#### Exercise goal:
Write out every line below that includes the word "link".

#### Data section:
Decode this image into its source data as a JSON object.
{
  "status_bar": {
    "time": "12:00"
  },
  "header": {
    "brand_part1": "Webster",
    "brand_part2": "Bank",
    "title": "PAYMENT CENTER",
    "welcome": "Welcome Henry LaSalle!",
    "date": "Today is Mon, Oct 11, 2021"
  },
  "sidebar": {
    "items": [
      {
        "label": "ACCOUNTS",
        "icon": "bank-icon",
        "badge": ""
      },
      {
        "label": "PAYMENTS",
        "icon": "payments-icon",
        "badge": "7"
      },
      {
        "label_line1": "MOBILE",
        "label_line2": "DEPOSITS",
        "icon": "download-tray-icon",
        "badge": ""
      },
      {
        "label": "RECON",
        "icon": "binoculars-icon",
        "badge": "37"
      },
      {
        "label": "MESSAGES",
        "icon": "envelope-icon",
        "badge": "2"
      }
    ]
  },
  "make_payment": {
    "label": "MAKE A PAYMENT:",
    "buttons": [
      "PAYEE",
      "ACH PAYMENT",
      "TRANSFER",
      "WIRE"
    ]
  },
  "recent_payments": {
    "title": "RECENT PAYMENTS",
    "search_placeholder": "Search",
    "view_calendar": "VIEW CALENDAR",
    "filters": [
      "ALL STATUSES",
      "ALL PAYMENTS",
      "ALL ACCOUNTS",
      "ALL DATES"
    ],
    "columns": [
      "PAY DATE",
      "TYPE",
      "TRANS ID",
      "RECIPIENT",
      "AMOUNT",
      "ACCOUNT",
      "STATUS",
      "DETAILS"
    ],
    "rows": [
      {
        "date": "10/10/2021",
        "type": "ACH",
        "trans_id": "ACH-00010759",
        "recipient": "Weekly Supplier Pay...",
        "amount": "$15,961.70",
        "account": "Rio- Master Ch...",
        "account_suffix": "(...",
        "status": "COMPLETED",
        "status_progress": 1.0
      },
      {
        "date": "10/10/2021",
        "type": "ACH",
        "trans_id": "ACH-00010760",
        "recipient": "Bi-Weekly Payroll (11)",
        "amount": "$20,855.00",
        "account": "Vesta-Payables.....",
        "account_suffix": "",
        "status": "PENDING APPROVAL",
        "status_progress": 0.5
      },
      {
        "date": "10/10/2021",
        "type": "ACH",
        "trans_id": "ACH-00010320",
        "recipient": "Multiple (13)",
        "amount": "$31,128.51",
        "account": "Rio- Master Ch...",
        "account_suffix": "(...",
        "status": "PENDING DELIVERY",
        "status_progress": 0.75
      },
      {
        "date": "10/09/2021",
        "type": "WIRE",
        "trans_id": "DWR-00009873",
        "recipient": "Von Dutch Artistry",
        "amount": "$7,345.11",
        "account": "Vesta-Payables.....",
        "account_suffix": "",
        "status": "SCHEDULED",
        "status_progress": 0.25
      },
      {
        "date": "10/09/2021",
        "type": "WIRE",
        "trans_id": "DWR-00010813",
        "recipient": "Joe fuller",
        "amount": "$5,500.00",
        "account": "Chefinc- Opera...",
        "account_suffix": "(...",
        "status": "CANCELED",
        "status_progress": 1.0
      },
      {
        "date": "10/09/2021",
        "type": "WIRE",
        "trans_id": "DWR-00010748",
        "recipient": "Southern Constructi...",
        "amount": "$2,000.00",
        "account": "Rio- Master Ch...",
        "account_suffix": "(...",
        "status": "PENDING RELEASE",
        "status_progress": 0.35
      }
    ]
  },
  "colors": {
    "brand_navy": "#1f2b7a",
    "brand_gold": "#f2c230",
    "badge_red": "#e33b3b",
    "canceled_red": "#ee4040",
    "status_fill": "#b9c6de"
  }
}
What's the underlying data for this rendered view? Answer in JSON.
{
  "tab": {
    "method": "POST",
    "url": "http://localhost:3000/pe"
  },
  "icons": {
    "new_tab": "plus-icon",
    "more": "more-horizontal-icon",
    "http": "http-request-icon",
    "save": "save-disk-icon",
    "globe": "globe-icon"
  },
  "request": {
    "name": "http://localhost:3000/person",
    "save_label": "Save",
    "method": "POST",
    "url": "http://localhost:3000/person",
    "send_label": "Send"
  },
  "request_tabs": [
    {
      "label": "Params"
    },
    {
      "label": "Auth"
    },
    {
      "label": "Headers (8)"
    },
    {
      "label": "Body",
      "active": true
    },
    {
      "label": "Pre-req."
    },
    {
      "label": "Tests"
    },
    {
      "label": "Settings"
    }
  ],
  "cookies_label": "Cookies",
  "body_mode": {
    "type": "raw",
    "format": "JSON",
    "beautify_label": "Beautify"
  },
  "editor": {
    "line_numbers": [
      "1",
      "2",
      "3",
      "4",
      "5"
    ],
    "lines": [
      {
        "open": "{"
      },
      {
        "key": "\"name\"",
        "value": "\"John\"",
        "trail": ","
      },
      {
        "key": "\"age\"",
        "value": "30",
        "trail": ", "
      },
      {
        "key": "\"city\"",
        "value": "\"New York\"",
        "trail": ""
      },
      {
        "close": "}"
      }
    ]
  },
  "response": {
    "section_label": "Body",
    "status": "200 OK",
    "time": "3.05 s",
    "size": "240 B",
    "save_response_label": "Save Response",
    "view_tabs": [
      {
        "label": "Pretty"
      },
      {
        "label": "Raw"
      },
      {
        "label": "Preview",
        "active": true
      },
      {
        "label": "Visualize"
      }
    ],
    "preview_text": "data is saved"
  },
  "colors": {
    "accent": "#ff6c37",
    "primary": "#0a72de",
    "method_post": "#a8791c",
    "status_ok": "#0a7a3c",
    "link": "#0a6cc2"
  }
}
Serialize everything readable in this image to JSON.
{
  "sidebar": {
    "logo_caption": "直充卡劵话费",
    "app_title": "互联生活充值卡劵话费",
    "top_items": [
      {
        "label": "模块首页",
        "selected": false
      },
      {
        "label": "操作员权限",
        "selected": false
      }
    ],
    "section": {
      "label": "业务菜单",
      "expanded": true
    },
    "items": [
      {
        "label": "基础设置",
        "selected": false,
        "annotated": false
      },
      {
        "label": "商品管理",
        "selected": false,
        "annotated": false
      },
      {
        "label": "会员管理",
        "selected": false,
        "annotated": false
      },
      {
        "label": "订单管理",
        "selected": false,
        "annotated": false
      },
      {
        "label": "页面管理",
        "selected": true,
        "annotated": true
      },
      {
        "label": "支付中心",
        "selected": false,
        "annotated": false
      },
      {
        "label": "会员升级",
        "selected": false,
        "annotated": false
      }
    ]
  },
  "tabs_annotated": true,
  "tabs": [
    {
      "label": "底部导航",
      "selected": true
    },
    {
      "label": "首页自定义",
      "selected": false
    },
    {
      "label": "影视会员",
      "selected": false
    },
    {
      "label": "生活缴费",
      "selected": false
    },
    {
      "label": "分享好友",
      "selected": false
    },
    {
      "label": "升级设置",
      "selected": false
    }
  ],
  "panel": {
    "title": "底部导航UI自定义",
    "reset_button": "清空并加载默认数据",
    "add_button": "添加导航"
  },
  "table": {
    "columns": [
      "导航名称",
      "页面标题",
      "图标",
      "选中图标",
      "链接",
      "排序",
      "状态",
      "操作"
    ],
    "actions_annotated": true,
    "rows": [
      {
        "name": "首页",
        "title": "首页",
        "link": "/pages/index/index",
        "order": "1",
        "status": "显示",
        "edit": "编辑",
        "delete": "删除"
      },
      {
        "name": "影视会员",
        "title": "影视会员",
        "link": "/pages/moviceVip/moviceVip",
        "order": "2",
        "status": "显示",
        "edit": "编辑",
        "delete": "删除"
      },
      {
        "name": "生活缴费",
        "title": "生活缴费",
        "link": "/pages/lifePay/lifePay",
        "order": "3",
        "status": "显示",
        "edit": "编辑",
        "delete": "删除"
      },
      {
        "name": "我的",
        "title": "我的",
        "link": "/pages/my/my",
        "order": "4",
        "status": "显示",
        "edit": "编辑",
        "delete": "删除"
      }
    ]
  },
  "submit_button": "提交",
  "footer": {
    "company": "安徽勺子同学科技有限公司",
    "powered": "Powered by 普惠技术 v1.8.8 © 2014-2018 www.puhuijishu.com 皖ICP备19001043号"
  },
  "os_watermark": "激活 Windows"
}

#### Reply to the exercise:
    "link": "#0a6cc2"
        "link": "/pages/index/index",
        "link": "/pages/moviceVip/moviceVip",
        "link": "/pages/lifePay/lifePay",
        "link": "/pages/my/my",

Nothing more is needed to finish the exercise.